(Excerpts from an interface dataset)
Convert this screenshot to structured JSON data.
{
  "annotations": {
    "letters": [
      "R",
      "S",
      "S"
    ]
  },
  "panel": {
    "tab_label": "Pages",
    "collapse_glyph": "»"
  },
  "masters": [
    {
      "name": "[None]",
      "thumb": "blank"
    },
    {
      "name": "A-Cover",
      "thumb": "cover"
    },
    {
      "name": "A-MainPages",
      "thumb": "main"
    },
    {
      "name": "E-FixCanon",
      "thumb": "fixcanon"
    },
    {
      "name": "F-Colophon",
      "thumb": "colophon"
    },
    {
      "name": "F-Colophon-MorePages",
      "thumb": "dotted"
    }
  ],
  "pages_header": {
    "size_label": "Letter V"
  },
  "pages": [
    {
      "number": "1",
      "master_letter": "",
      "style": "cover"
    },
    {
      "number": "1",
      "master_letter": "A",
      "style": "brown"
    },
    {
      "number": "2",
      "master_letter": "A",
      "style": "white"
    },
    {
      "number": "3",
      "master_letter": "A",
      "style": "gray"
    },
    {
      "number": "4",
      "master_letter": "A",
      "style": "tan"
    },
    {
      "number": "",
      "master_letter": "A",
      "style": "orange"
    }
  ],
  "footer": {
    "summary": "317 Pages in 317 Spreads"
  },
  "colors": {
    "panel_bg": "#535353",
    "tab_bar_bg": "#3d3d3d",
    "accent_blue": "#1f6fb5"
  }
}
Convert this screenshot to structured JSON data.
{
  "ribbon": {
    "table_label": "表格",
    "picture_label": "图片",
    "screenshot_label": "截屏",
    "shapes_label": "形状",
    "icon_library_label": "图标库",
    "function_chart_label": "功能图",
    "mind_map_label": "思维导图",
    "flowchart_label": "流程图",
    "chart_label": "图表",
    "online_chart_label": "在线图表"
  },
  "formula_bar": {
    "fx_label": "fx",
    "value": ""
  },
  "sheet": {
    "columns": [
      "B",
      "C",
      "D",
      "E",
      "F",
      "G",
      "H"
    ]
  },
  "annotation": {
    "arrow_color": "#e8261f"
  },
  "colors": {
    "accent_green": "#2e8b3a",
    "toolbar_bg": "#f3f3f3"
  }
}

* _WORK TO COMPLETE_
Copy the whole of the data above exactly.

* _ANSWER TO THE PROBLEM_
Convert this screenshot to structured JSON data.
{
  "annotations": {
    "letters": [
      "R",
      "S",
      "S"
    ]
  },
  "panel": {
    "tab_label": "Pages",
    "collapse_glyph": "»"
  },
  "masters": [
    {
      "name": "[None]",
      "thumb": "blank"
    },
    {
      "name": "A-Cover",
      "thumb": "cover"
    },
    {
      "name": "A-MainPages",
      "thumb": "main"
    },
    {
      "name": "E-FixCanon",
      "thumb": "fixcanon"
    },
    {
      "name": "F-Colophon",
      "thumb": "colophon"
    },
    {
      "name": "F-Colophon-MorePages",
      "thumb": "dotted"
    }
  ],
  "pages_header": {
    "size_label": "Letter V"
  },
  "pages": [
    {
      "number": "1",
      "master_letter": "",
      "style": "cover"
    },
    {
      "number": "1",
      "master_letter": "A",
      "style": "brown"
    },
    {
      "number": "2",
      "master_letter": "A",
      "style": "white"
    },
    {
      "number": "3",
      "master_letter": "A",
      "style": "gray"
    },
    {
      "number": "4",
      "master_letter": "A",
      "style": "tan"
    },
    {
      "number": "",
      "master_letter": "A",
      "style": "orange"
    }
  ],
  "footer": {
    "summary": "317 Pages in 317 Spreads"
  },
  "colors": {
    "panel_bg": "#535353",
    "tab_bar_bg": "#3d3d3d",
    "accent_blue": "#1f6fb5"
  }
}
Convert this screenshot to structured JSON data.
{
  "ribbon": {
    "table_label": "表格",
    "picture_label": "图片",
    "screenshot_label": "截屏",
    "shapes_label": "形状",
    "icon_library_label": "图标库",
    "function_chart_label": "功能图",
    "mind_map_label": "思维导图",
    "flowchart_label": "流程图",
    "chart_label": "图表",
    "online_chart_label": "在线图表"
  },
  "formula_bar": {
    "fx_label": "fx",
    "value": ""
  },
  "sheet": {
    "columns": [
      "B",
      "C",
      "D",
      "E",
      "F",
      "G",
      "H"
    ]
  },
  "annotation": {
    "arrow_color": "#e8261f"
  },
  "colors": {
    "accent_green": "#2e8b3a",
    "toolbar_bg": "#f3f3f3"
  }
}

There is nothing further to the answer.